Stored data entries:
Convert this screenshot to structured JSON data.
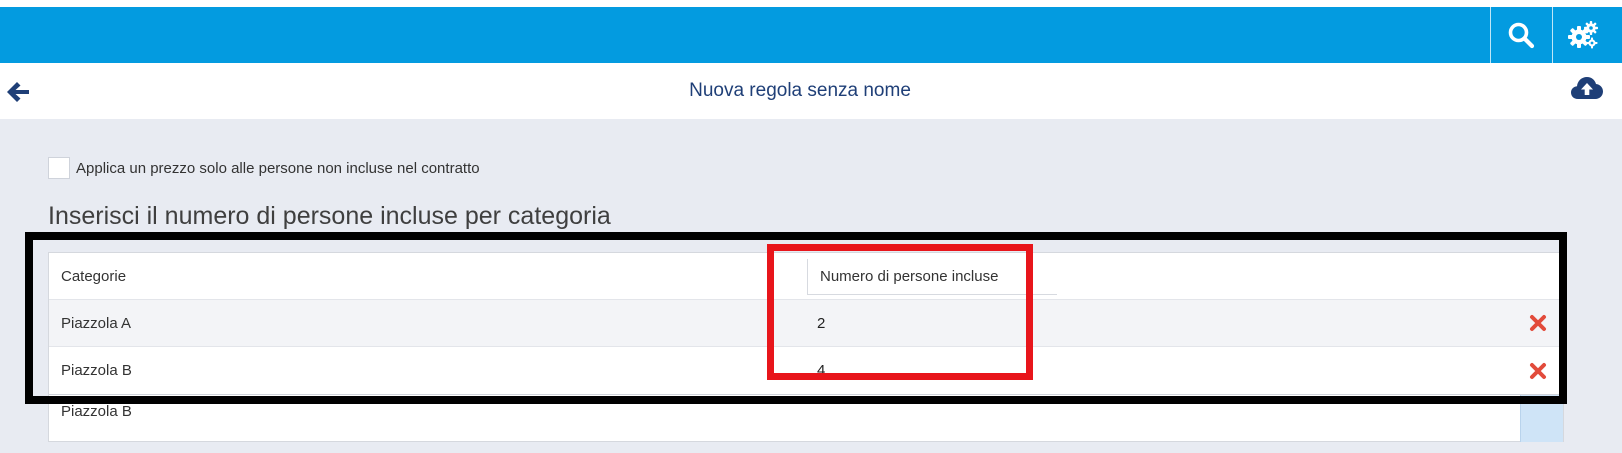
{
  "header": {
    "search_icon": "search-icon",
    "settings_icon": "gears-icon",
    "bar_color": "#039be0"
  },
  "subheader": {
    "back_icon": "arrow-left-icon",
    "title": "Nuova regola senza nome",
    "upload_icon": "cloud-upload-icon"
  },
  "form": {
    "checkbox_label": "Applica un prezzo solo alle persone non incluse nel contratto",
    "checkbox_checked": false,
    "section_title": "Inserisci il numero di persone incluse per categoria"
  },
  "table": {
    "columns": [
      "Categorie",
      "Numero di persone incluse"
    ],
    "rows": [
      {
        "category": "Piazzola A",
        "count": "2",
        "action_icon": "delete-x-icon"
      },
      {
        "category": "Piazzola B",
        "count": "4",
        "action_icon": "delete-x-icon"
      }
    ],
    "add_row_value": "Piazzola B"
  },
  "highlight_colors": {
    "outer_frame": "#000000",
    "column_frame": "#e8151b"
  }
}
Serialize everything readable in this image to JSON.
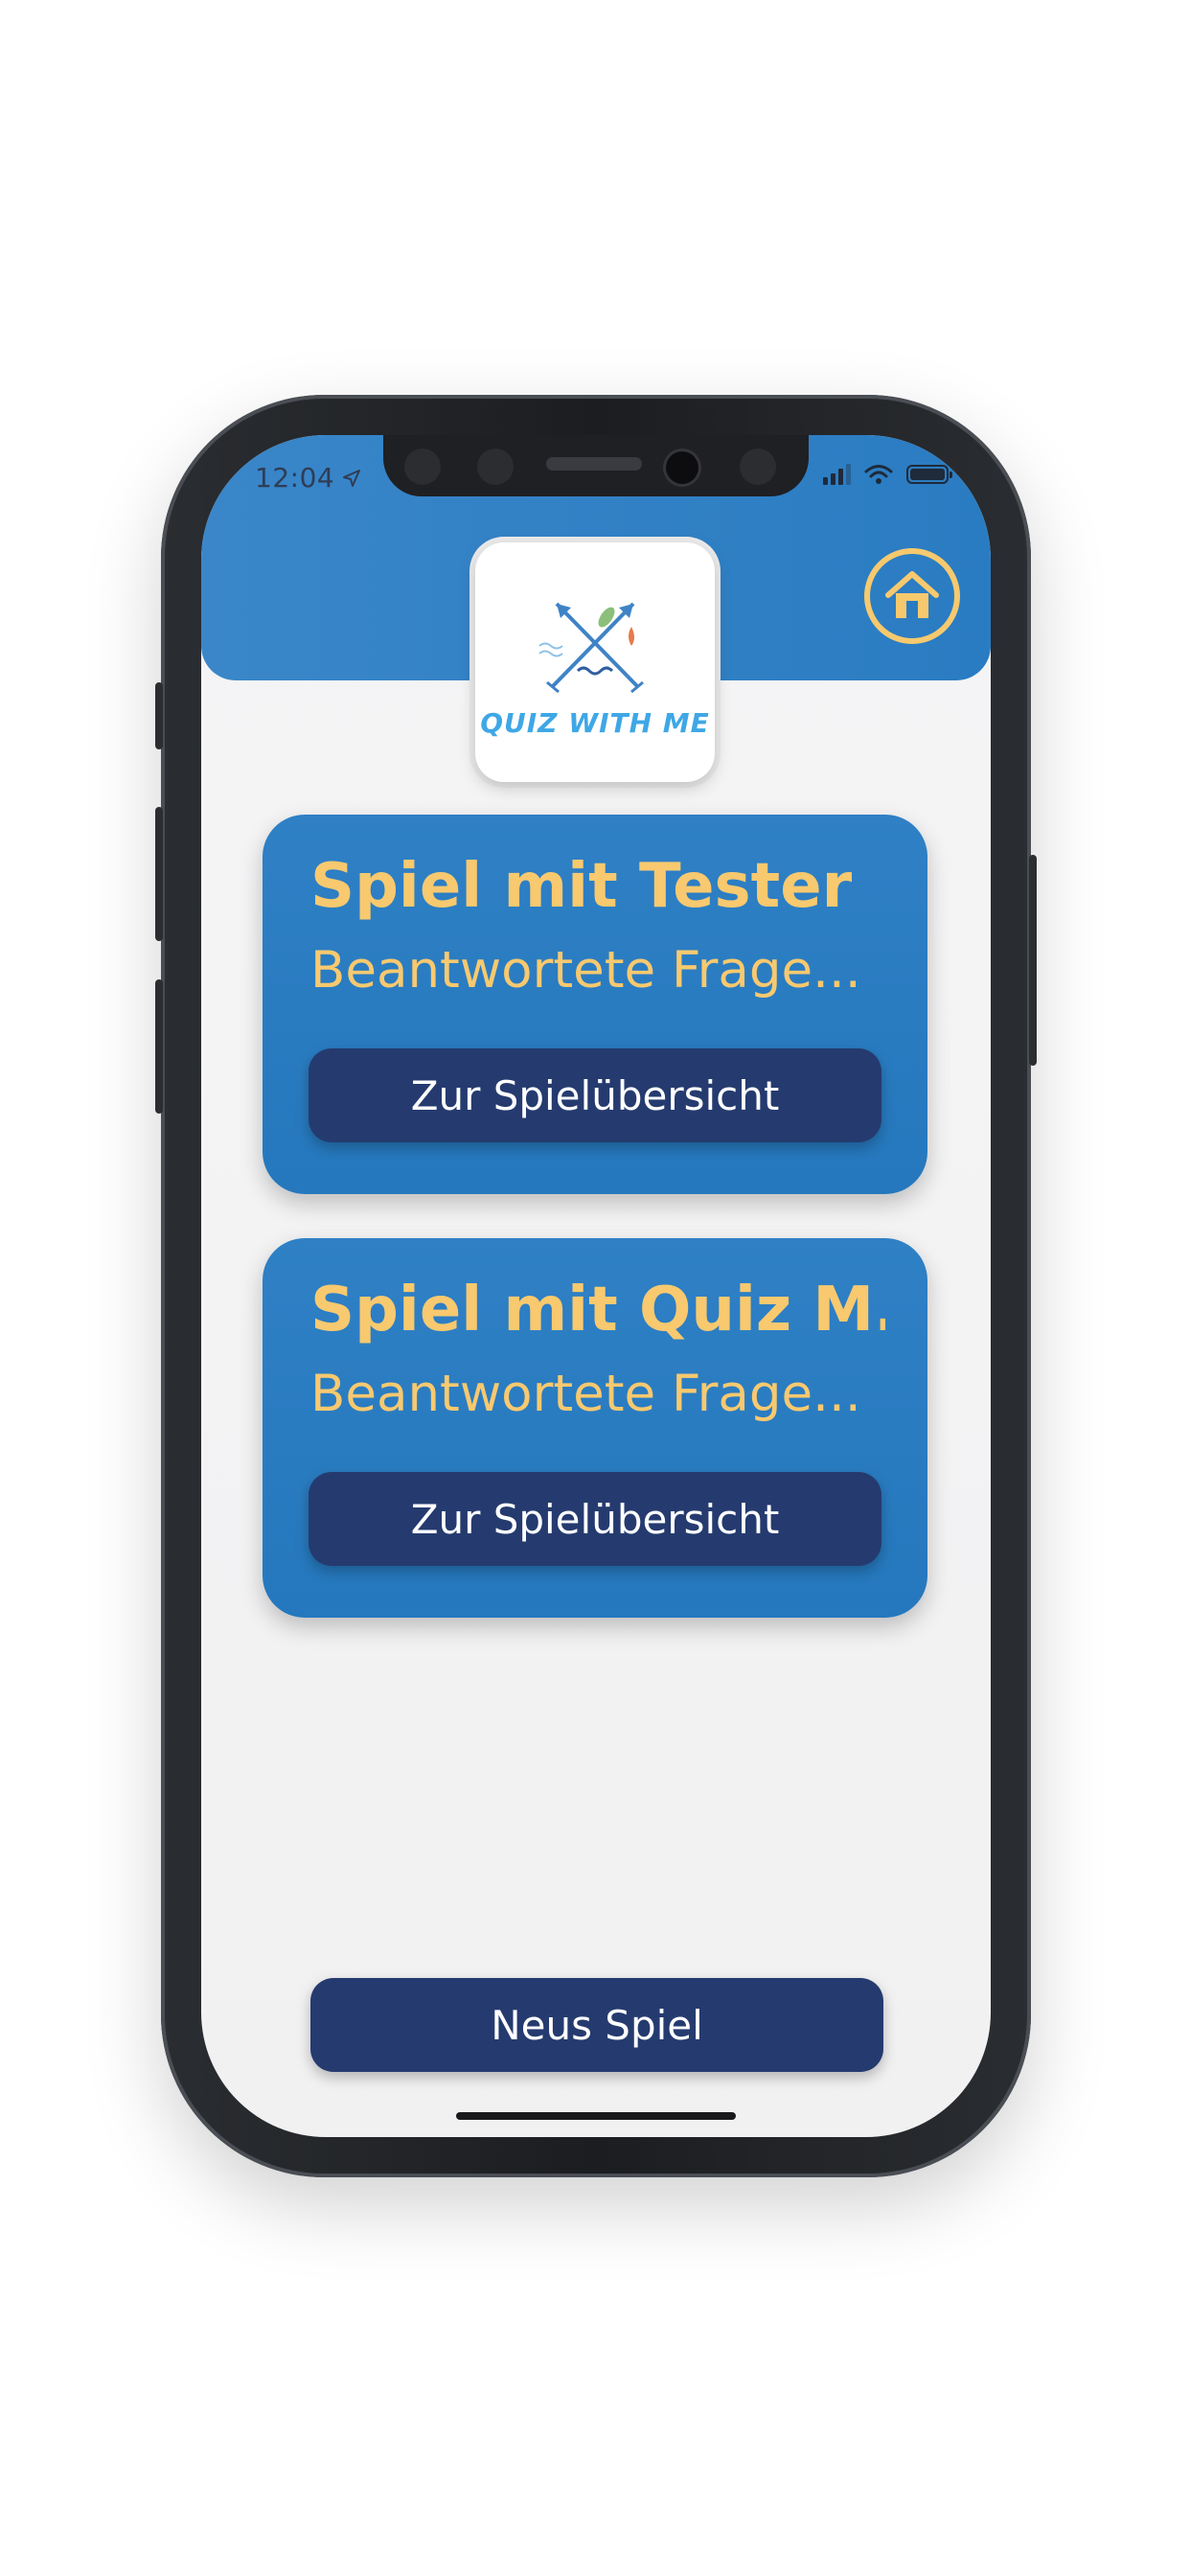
{
  "status_bar": {
    "time": "12:04",
    "location_icon": "location-arrow-icon",
    "signal_icon": "cellular-signal-icon",
    "wifi_icon": "wifi-icon",
    "battery_icon": "battery-icon"
  },
  "header": {
    "logo_text": "QUIZ WITH ME",
    "home_icon": "home-icon"
  },
  "games": [
    {
      "title": "Spiel mit Tester",
      "subtitle": "Beantwortete Frage...",
      "button_label": "Zur Spielübersicht"
    },
    {
      "title": "Spiel mit Quiz M...",
      "subtitle": "Beantwortete Frage...",
      "button_label": "Zur Spielübersicht"
    }
  ],
  "new_game_label": "Neus Spiel",
  "colors": {
    "header_blue": "#2a7cc2",
    "card_blue": "#2f80c5",
    "accent_yellow": "#f8c96f",
    "button_navy": "#253b6f"
  }
}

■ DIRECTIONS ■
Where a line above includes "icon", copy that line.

■ TASK RESULT ■
    "search_icon": "search-icon",
    "settings_icon": "gears-icon",
    "back_icon": "arrow-left-icon",
    "upload_icon": "cloud-upload-icon"
        "action_icon": "delete-x-icon"
        "action_icon": "delete-x-icon"
    "location_icon": "location-arrow-icon",
    "signal_icon": "cellular-signal-icon",
    "wifi_icon": "wifi-icon",
    "battery_icon": "battery-icon"
    "home_icon": "home-icon"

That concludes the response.